But let me go back, my apologies for being sidetracked. The smell has definitely changed and not for the better compared to that time long ago. Apologies again for being sentimental and comparing. Today we had to replant “ficus” in the center island, some would say that they are as ugly as the cemented pine tree, but let me share that this tree absorbs and loves the bad air so that’s it. Enough na. Now every juan knows. Every juan would have also noticed that nowhere is the scent of pine. I would hear from visitors that they would roll down their windows upon reaching Kennon. Now, no way. But blame should not be on any juan. It is just so, in the first place I come from Baguio and travel a lot to and from but never had I rolled the window down just to find scent. Moreso with pine as I knew I would have to contend with trucks, buses or jeepneys all diesel plying the streets. Nevermind the pine. Oh and in fairness to the city, we are “greener” today, I’m serious! Check out old Baguio pictures and there are no trees. Mayor Virginia replanted all the trees we see today along the CBD and the mining companies with that of our forests today.

Now back to the scent of pine, it is true that seldom does one get the scent. Unfortunately our pine trees are dying, no juans fault again. No blaming here. They are just too competitive alongside each other. The reason too why planting them near each other kills the other. Did you know that pine needles have acid or toxin that kills pine saplings. There is no scent of pine, it is the sap that smells or the “saleng”. It is this smell where one knows if some juan has just “killed” a pine tree or trees. The reason too why it became obvious that 700+ trees where cut, all because of it’s obvious scent. Kaya na buko!

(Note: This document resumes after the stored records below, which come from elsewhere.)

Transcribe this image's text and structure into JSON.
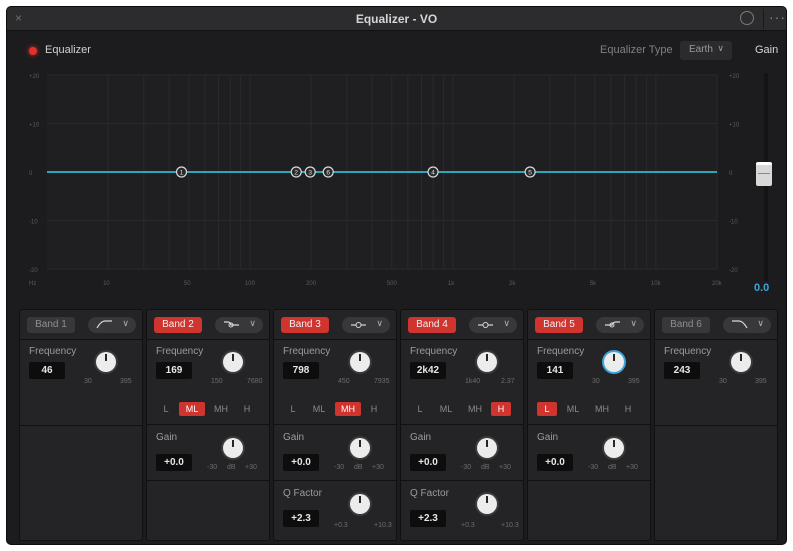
{
  "window": {
    "title": "Equalizer - VO",
    "close_symbol": "×",
    "more_symbol": "···"
  },
  "toolbar": {
    "equalizer_label": "Equalizer",
    "equalizer_type_label": "Equalizer Type",
    "equalizer_type_value": "Earth",
    "gain_label": "Gain",
    "gain_value": "0.0"
  },
  "colors": {
    "accent": "#3aa6d8",
    "band_on": "#d0342f",
    "curve": "#2aa8b8"
  },
  "graph": {
    "y_ticks_left": [
      "+20",
      "+10",
      "0",
      "-10",
      "-20"
    ],
    "y_ticks_right": [
      "+20",
      "+10",
      "0",
      "-10",
      "-20"
    ],
    "x_ticks": [
      "Hz",
      "10",
      "50",
      "100",
      "200",
      "500",
      "1k",
      "2k",
      "5k",
      "10k",
      "20k"
    ],
    "nodes": [
      {
        "label": "1",
        "freq": 46
      },
      {
        "label": "2",
        "freq": 169
      },
      {
        "label": "3",
        "freq": 198
      },
      {
        "label": "6",
        "freq": 243
      },
      {
        "label": "4",
        "freq": 798
      },
      {
        "label": "5",
        "freq": 2400
      }
    ]
  },
  "bands": [
    {
      "name": "Band 1",
      "enabled": false,
      "shape": "high-pass",
      "frequency_label": "Frequency",
      "frequency": "46",
      "freq_min": "30",
      "freq_max": "395"
    },
    {
      "name": "Band 2",
      "enabled": true,
      "shape": "low-shelf",
      "frequency_label": "Frequency",
      "frequency": "169",
      "freq_min": "150",
      "freq_max": "7680",
      "ranges": [
        {
          "label": "L",
          "on": false
        },
        {
          "label": "ML",
          "on": true
        },
        {
          "label": "MH",
          "on": false
        },
        {
          "label": "H",
          "on": false
        }
      ],
      "gain_label": "Gain",
      "gain": "+0.0",
      "gain_min": "-30",
      "gain_mid": "dB",
      "gain_max": "+30"
    },
    {
      "name": "Band 3",
      "enabled": true,
      "shape": "bell",
      "frequency_label": "Frequency",
      "frequency": "798",
      "freq_min": "450",
      "freq_max": "7935",
      "ranges": [
        {
          "label": "L",
          "on": false
        },
        {
          "label": "ML",
          "on": false
        },
        {
          "label": "MH",
          "on": true
        },
        {
          "label": "H",
          "on": false
        }
      ],
      "gain_label": "Gain",
      "gain": "+0.0",
      "gain_min": "-30",
      "gain_mid": "dB",
      "gain_max": "+30",
      "q_label": "Q Factor",
      "q": "+2.3",
      "q_min": "+0.3",
      "q_max": "+10.3"
    },
    {
      "name": "Band 4",
      "enabled": true,
      "shape": "bell",
      "frequency_label": "Frequency",
      "frequency": "2k42",
      "freq_min": "1k40",
      "freq_max": "2.37",
      "ranges": [
        {
          "label": "L",
          "on": false
        },
        {
          "label": "ML",
          "on": false
        },
        {
          "label": "MH",
          "on": false
        },
        {
          "label": "H",
          "on": true
        }
      ],
      "gain_label": "Gain",
      "gain": "+0.0",
      "gain_min": "-30",
      "gain_mid": "dB",
      "gain_max": "+30",
      "q_label": "Q Factor",
      "q": "+2.3",
      "q_min": "+0.3",
      "q_max": "+10.3"
    },
    {
      "name": "Band 5",
      "enabled": true,
      "shape": "high-shelf",
      "frequency_label": "Frequency",
      "frequency": "141",
      "freq_min": "30",
      "freq_max": "395",
      "ranges": [
        {
          "label": "L",
          "on": true
        },
        {
          "label": "ML",
          "on": false
        },
        {
          "label": "MH",
          "on": false
        },
        {
          "label": "H",
          "on": false
        }
      ],
      "gain_label": "Gain",
      "gain": "+0.0",
      "gain_min": "-30",
      "gain_mid": "dB",
      "gain_max": "+30"
    },
    {
      "name": "Band 6",
      "enabled": false,
      "shape": "low-pass",
      "frequency_label": "Frequency",
      "frequency": "243",
      "freq_min": "30",
      "freq_max": "395"
    }
  ]
}
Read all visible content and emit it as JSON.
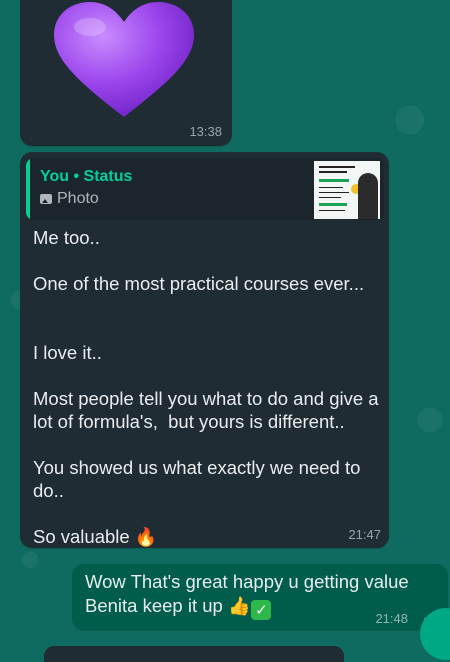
{
  "messages": {
    "heart": {
      "time": "13:38",
      "emoji_icon": "purple-heart-icon"
    },
    "main": {
      "quoted_author": "You • Status",
      "quoted_kind": "Photo",
      "text": "Me too..\n\nOne of the most practical courses ever...\n\n\nI love it..\n\nMost people tell you what to do and give a\nlot of formula's,  but yours is different..\n\nYou showed us what exactly we need to\ndo..\n\nSo valuable",
      "time": "21:47",
      "emoji_icon": "fire-icon"
    },
    "outgoing": {
      "text_line1": "Wow That's great happy u getting value",
      "text_line2": "Benita keep it up",
      "time": "21:48",
      "status_icon": "double-check-icon"
    }
  },
  "colors": {
    "background": "#0f6b5f",
    "incoming_bubble": "#1f2c34",
    "outgoing_bubble": "#005c4b",
    "accent": "#06cf9c"
  }
}
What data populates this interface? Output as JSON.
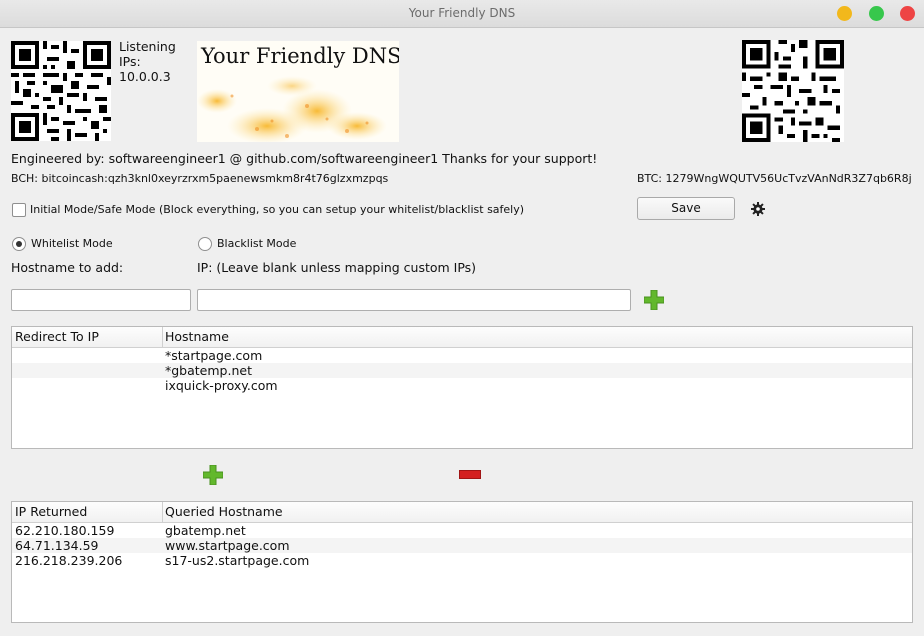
{
  "window": {
    "title": "Your Friendly DNS"
  },
  "listening": {
    "label_line1": "Listening",
    "label_line2": "IPs:",
    "ip": "10.0.0.3"
  },
  "banner": {
    "title": "Your Friendly DNS!"
  },
  "credits": {
    "engineered_by": "Engineered by: softwareengineer1 @ github.com/softwareengineer1 Thanks for your support!",
    "bch": "BCH: bitcoincash:qzh3knl0xeyrzrxm5paenewsmkm8r4t76glzxmzpqs",
    "btc": "BTC: 1279WngWQUTV56UcTvzVAnNdR3Z7qb6R8j"
  },
  "options": {
    "initial_mode_label": "Initial Mode/Safe Mode (Block everything, so you can setup your whitelist/blacklist safely)",
    "initial_mode_checked": false,
    "save_label": "Save",
    "whitelist_label": "Whitelist Mode",
    "blacklist_label": "Blacklist Mode",
    "selected_mode": "whitelist"
  },
  "add_form": {
    "hostname_label": "Hostname to add:",
    "ip_label": "IP: (Leave blank unless mapping custom IPs)",
    "hostname_value": "",
    "ip_value": ""
  },
  "list_table": {
    "columns": [
      "Redirect To IP",
      "Hostname"
    ],
    "rows": [
      [
        "",
        "*startpage.com"
      ],
      [
        "",
        "*gbatemp.net"
      ],
      [
        "",
        "ixquick-proxy.com"
      ]
    ]
  },
  "query_table": {
    "columns": [
      "IP Returned",
      "Queried Hostname"
    ],
    "rows": [
      [
        "62.210.180.159",
        "gbatemp.net"
      ],
      [
        "64.71.134.59",
        "www.startpage.com"
      ],
      [
        "216.218.239.206",
        "s17-us2.startpage.com"
      ]
    ]
  },
  "colors": {
    "add_green": "#62b82c",
    "remove_red": "#d42020",
    "accent": "#333333"
  },
  "icons": {
    "qr_left": "qr-code-icon",
    "qr_right": "qr-code-icon",
    "settings": "gear-icon",
    "add": "plus-icon",
    "remove": "minus-icon"
  }
}
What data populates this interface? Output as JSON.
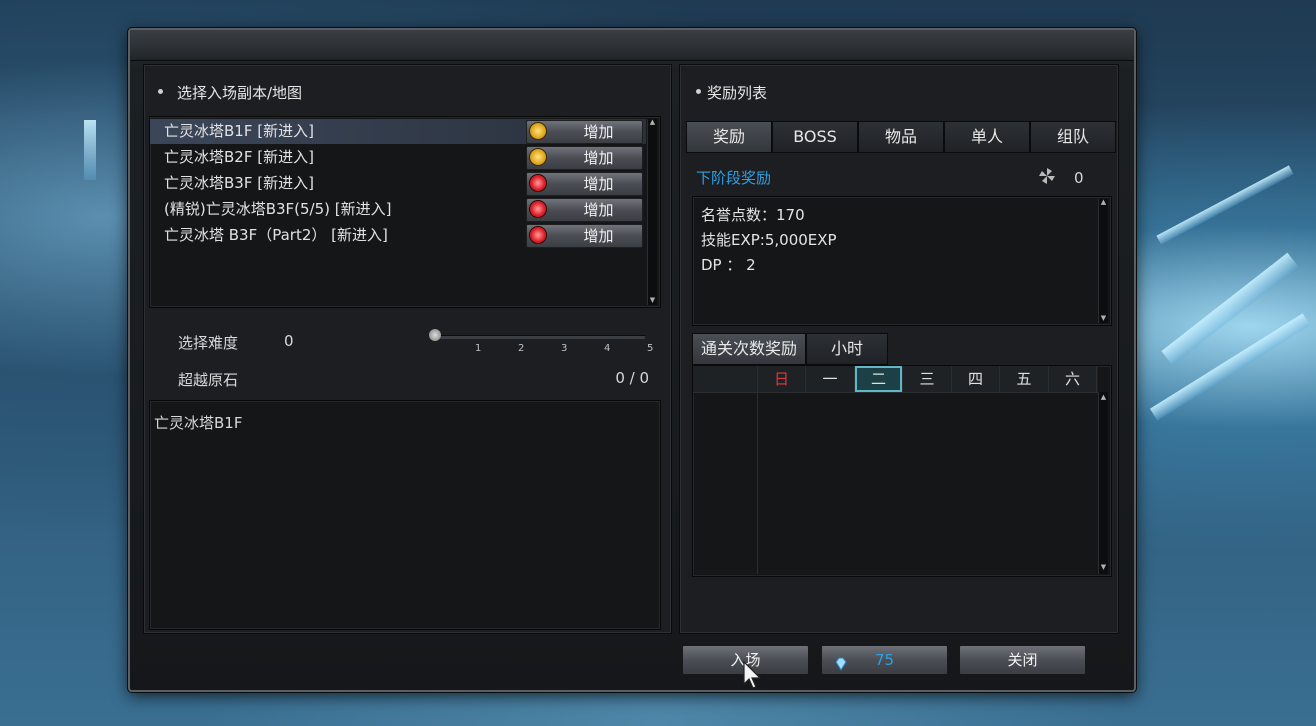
{
  "left_header": "选择入场副本/地图",
  "dungeons": [
    {
      "name": "亡灵冰塔B1F [新进入]",
      "button": "增加",
      "icon": "clock-icon-yellow"
    },
    {
      "name": "亡灵冰塔B2F [新进入]",
      "button": "增加",
      "icon": "clock-icon-yellow"
    },
    {
      "name": "亡灵冰塔B3F [新进入]",
      "button": "增加",
      "icon": "alarm-icon-red"
    },
    {
      "name": "(精锐)亡灵冰塔B3F(5/5) [新进入]",
      "button": "增加",
      "icon": "alarm-icon-red"
    },
    {
      "name": "亡灵冰塔  B3F（Part2） [新进入]",
      "button": "增加",
      "icon": "alarm-icon-red"
    }
  ],
  "difficulty": {
    "label": "选择难度",
    "value": "0",
    "ticks": [
      "0",
      "1",
      "2",
      "3",
      "4",
      "5"
    ],
    "level": 0
  },
  "stone": {
    "label": "超越原石",
    "value": "0 / 0"
  },
  "description_title": "亡灵冰塔B1F",
  "right_header": "奖励列表",
  "reward_tabs": [
    "奖励",
    "BOSS",
    "物品",
    "单人",
    "组队"
  ],
  "next_stage_label": "下阶段奖励",
  "next_stage_count": "0",
  "rewards": [
    "名誉点数：170",
    "技能EXP:5,000EXP",
    "DP ： 2"
  ],
  "schedule_tabs": [
    "通关次数奖励",
    "小时"
  ],
  "weekdays": [
    "日",
    "一",
    "二",
    "三",
    "四",
    "五",
    "六"
  ],
  "selected_weekday": "二",
  "buttons": {
    "enter": "入场",
    "gem_count": "75",
    "close": "关闭"
  },
  "colors": {
    "accent_blue": "#2f9fe0",
    "sunday_red": "#e23a3a",
    "selected_day": "#5fb8c8"
  }
}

Sorry again for being sidetracked once more, back to the scent, since pine trees are dying did you know that I asked the DENR to research and introduce to me and the city for something that can work for the city thus the introduction of the Lemon Cypress. This is one we should look into. Unlike the pine, this holds soil for less erotions, with it too comes water, unlike the pine as it may contaminate water sources with it’s toxicity. The roots of the pine spread along the side and not underneath and won’t hold soil. The reason for many felled pine from strong wind. Also the reason why “balling” will not work for the pine. Fact! The best way to kill the pine is by surrounding it with cement or stones, surely imminent death. Unlike other trees.

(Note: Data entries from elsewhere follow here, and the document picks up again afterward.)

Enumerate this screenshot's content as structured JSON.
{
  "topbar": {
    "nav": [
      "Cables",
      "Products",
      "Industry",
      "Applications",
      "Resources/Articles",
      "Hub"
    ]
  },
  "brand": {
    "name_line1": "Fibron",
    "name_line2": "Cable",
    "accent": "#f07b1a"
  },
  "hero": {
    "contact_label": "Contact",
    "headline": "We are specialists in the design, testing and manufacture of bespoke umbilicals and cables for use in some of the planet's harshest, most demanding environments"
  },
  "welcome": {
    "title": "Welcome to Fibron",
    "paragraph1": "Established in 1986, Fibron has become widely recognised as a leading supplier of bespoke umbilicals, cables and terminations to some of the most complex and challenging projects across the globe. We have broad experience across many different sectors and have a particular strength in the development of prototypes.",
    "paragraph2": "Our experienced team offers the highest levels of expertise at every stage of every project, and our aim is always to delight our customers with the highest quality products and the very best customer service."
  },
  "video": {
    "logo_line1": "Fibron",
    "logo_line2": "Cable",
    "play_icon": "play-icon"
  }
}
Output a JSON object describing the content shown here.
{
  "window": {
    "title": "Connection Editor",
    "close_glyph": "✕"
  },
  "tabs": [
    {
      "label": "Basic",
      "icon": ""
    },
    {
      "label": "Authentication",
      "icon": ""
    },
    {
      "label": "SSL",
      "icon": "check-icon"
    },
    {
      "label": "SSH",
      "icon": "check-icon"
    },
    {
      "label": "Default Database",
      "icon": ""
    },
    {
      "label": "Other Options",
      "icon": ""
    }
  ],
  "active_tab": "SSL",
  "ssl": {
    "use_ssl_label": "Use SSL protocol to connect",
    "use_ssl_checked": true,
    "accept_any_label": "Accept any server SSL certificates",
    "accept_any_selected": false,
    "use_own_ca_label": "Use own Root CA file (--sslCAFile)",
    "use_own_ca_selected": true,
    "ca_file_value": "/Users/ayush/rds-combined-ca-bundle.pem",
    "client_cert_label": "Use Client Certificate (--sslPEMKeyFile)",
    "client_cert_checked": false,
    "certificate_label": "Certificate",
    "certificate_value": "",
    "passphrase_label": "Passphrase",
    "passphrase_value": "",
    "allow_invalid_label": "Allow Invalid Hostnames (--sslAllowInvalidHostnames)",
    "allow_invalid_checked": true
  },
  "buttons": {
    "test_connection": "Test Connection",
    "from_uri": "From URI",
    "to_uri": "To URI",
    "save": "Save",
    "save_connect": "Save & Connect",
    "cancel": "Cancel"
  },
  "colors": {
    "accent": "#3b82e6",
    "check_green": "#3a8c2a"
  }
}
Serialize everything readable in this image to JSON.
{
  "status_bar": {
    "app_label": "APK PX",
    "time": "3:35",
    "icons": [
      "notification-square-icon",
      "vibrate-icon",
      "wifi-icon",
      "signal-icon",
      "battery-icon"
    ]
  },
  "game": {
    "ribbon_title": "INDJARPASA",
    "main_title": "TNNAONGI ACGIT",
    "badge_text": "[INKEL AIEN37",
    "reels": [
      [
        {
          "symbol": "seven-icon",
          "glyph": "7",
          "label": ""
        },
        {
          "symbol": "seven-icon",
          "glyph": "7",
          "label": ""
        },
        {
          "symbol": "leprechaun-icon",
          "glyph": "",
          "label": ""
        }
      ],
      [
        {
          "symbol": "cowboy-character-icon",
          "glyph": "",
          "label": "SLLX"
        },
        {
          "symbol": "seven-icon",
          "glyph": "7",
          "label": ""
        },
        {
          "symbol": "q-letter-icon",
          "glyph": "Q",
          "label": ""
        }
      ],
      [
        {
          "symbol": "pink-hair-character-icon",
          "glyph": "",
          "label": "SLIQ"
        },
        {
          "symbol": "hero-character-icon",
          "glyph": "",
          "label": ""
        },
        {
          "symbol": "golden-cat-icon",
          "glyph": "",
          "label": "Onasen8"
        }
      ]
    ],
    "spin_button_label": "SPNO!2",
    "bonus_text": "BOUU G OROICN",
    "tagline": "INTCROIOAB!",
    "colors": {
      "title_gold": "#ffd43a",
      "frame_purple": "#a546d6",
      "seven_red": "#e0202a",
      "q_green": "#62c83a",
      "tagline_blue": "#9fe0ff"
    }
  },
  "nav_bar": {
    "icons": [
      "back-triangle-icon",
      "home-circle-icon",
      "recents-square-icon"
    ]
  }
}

Back to the scent, by introducing the Lemon Cypress the smell of the city will surely change, for the better. This is indigenous to Australia, where weather is similar to that of Baguio. Session too can benefit if Cafes al Fresco are replaced with motor vehicles, transfer the sale of Coffee and Flowers in the Public Market to Session Rd. and I guarantee with just this simple acts the scent of this popular thoroughfare will already change the way every citizen will perceive it to be. A change in the city’s scent will go a long way and how the city is perceived to be. Give it a try and see, surely the results will be surprisingly good for every juan. I went on the campaign trail for five times and in all this times I was advised and told to always smell good, as the impression would have led every juan to believe that Peter Rey Bautista not only smelled good but was perceived also to be clean. Maybe? Funny but surely the electorate would easily remember a candidate whose smell was pleasant over the other, the mere shake of hands and a hug would surely express a different reaction, thus being remembered for just smelling better. Maybe a perception only but it was lasting and did change the way I was perceived to be…clean as the analysts would want juan to believe. Just a thought to leave every citizen about the city’s scent.